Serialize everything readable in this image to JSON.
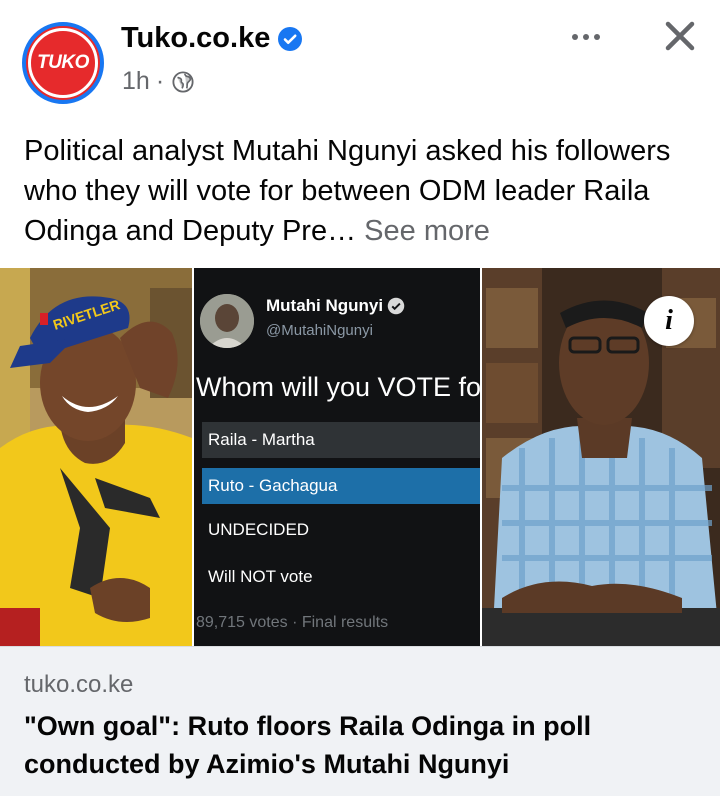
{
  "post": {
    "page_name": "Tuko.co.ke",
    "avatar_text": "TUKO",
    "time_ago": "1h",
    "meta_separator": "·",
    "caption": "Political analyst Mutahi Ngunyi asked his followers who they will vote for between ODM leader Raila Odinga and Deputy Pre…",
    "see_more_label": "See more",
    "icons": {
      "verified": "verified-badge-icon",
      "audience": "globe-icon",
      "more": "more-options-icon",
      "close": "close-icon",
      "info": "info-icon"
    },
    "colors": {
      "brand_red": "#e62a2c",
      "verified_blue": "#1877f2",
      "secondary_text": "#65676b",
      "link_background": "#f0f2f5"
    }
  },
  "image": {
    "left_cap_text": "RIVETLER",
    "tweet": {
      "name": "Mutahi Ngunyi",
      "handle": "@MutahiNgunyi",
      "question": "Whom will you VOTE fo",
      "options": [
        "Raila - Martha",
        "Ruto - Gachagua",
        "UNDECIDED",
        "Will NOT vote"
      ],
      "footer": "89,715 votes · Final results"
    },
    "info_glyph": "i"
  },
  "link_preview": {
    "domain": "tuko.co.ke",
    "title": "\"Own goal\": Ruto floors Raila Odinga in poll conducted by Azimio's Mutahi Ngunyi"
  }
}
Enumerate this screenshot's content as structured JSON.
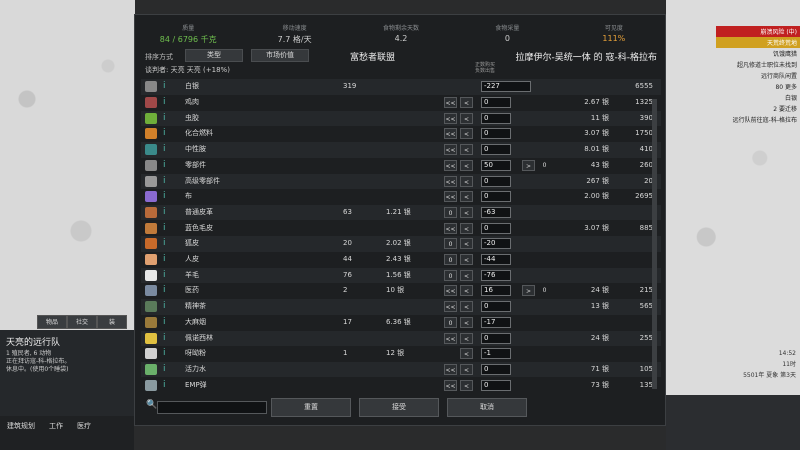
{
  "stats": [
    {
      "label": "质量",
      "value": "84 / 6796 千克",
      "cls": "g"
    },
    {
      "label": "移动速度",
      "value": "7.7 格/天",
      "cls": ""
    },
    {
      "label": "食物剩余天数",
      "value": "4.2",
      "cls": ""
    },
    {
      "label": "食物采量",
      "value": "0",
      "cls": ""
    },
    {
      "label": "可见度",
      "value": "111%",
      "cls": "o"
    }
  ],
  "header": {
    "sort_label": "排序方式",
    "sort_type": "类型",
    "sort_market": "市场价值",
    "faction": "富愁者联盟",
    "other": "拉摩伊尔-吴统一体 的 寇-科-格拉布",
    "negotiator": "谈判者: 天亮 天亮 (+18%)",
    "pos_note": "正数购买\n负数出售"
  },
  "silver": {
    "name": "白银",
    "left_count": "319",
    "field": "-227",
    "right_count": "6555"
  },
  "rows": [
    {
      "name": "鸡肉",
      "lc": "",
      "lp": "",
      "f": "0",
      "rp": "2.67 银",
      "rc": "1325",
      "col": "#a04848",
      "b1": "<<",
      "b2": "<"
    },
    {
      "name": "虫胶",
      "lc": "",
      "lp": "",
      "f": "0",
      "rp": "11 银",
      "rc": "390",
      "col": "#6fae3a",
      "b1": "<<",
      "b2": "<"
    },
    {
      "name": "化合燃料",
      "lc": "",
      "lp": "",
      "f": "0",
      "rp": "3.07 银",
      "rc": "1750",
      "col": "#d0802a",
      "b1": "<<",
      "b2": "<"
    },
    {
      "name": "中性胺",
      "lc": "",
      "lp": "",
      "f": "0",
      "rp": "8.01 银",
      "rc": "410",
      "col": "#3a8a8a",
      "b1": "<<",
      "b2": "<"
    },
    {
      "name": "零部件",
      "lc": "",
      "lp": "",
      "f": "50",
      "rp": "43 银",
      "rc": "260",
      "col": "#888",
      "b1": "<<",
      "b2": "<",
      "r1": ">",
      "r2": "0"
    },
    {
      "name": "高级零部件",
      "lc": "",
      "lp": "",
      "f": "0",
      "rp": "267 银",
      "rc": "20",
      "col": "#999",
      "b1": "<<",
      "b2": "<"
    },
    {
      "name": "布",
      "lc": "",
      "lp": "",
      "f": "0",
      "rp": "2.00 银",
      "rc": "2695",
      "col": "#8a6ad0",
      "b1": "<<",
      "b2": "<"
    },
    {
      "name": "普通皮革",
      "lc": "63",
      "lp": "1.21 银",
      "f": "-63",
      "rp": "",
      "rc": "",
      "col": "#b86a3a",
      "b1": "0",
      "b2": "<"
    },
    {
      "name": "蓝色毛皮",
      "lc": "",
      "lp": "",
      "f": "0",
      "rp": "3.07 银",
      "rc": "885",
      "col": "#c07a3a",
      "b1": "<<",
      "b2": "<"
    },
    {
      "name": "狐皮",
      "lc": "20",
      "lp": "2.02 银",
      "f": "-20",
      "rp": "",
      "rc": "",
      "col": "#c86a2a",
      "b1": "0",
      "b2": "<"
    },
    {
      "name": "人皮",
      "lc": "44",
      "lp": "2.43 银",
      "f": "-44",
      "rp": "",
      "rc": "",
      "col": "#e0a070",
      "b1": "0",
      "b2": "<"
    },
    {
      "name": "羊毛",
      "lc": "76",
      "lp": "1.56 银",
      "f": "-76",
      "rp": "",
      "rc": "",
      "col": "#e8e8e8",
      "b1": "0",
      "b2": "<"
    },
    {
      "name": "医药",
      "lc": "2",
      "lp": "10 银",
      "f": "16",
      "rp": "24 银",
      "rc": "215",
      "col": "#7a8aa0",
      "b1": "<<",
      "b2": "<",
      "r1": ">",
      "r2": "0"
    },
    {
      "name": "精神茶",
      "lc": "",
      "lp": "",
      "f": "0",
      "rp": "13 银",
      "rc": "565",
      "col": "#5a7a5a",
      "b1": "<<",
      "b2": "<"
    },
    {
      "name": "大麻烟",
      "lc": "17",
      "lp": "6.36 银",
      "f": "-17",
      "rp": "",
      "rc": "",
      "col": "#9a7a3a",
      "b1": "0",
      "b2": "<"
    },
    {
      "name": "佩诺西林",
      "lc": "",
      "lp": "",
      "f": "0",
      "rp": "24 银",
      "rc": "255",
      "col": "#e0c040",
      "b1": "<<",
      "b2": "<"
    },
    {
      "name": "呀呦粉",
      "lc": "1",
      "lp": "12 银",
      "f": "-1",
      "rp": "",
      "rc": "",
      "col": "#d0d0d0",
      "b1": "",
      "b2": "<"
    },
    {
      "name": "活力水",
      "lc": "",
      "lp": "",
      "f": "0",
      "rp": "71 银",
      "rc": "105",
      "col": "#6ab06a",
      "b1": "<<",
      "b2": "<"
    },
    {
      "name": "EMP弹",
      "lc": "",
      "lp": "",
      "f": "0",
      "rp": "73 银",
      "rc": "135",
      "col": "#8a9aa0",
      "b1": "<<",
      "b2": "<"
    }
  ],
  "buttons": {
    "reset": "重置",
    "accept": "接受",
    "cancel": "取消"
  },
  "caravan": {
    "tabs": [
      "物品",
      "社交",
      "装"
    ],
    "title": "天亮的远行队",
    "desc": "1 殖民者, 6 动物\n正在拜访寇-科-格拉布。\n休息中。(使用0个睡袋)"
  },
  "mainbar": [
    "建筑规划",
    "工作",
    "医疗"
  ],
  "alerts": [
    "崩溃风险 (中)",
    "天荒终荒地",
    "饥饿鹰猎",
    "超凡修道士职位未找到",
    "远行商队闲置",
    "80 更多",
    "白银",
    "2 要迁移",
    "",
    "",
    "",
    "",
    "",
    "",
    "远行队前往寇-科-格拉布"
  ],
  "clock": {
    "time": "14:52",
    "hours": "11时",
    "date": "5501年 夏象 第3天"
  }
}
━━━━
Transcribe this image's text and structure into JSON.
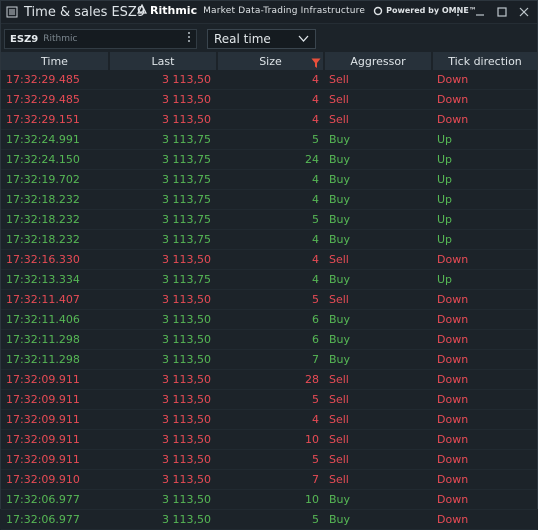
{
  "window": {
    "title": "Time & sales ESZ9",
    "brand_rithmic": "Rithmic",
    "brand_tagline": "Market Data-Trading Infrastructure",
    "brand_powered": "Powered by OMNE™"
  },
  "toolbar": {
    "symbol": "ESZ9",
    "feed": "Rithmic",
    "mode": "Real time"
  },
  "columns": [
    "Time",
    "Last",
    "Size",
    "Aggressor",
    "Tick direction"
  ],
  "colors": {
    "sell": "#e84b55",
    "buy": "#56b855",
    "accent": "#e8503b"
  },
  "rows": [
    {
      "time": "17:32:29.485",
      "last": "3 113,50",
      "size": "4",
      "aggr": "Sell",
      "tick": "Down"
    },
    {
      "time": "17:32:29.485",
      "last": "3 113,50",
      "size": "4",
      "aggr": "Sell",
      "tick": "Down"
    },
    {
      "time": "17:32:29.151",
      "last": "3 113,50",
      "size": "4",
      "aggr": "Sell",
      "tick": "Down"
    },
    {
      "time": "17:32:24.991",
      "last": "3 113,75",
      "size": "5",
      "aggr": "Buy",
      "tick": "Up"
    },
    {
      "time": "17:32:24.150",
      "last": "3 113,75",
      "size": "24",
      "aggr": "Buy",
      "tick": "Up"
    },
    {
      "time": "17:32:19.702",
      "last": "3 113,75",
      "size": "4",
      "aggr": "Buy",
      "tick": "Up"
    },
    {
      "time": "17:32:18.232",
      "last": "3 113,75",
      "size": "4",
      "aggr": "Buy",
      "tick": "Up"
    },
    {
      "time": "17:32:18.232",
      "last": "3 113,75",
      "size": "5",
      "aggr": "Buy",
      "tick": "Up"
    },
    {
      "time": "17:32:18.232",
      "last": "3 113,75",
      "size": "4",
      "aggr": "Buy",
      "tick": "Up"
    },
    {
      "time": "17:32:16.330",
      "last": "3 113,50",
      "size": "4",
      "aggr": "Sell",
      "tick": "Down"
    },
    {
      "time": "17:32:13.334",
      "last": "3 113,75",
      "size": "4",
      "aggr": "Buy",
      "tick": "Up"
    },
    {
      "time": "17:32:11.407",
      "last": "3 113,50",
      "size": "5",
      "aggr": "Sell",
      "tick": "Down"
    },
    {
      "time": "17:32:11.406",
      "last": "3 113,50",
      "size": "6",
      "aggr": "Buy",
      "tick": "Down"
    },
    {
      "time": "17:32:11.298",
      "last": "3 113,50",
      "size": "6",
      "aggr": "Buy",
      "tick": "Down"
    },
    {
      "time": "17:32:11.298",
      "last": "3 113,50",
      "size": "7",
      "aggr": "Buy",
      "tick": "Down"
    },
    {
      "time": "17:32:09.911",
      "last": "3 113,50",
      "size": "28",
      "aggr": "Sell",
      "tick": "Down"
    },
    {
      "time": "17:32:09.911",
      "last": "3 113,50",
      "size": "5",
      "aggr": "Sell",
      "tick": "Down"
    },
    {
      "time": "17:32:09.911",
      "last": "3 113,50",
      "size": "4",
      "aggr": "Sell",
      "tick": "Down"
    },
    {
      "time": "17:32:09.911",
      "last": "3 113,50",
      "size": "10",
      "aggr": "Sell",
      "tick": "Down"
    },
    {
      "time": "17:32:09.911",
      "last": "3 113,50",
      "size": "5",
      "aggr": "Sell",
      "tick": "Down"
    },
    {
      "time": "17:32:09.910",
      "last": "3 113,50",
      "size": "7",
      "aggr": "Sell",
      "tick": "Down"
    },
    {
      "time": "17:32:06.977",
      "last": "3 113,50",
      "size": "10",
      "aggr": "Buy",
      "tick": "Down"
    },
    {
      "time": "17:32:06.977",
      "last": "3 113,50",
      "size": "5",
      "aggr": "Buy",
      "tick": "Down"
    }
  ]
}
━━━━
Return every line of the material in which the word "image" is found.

● **SOLUTION TO THIS EXERCISE**
Serialize everything readable in this image to JSON.
  "image": {
Transcribe this image's text and structure into JSON.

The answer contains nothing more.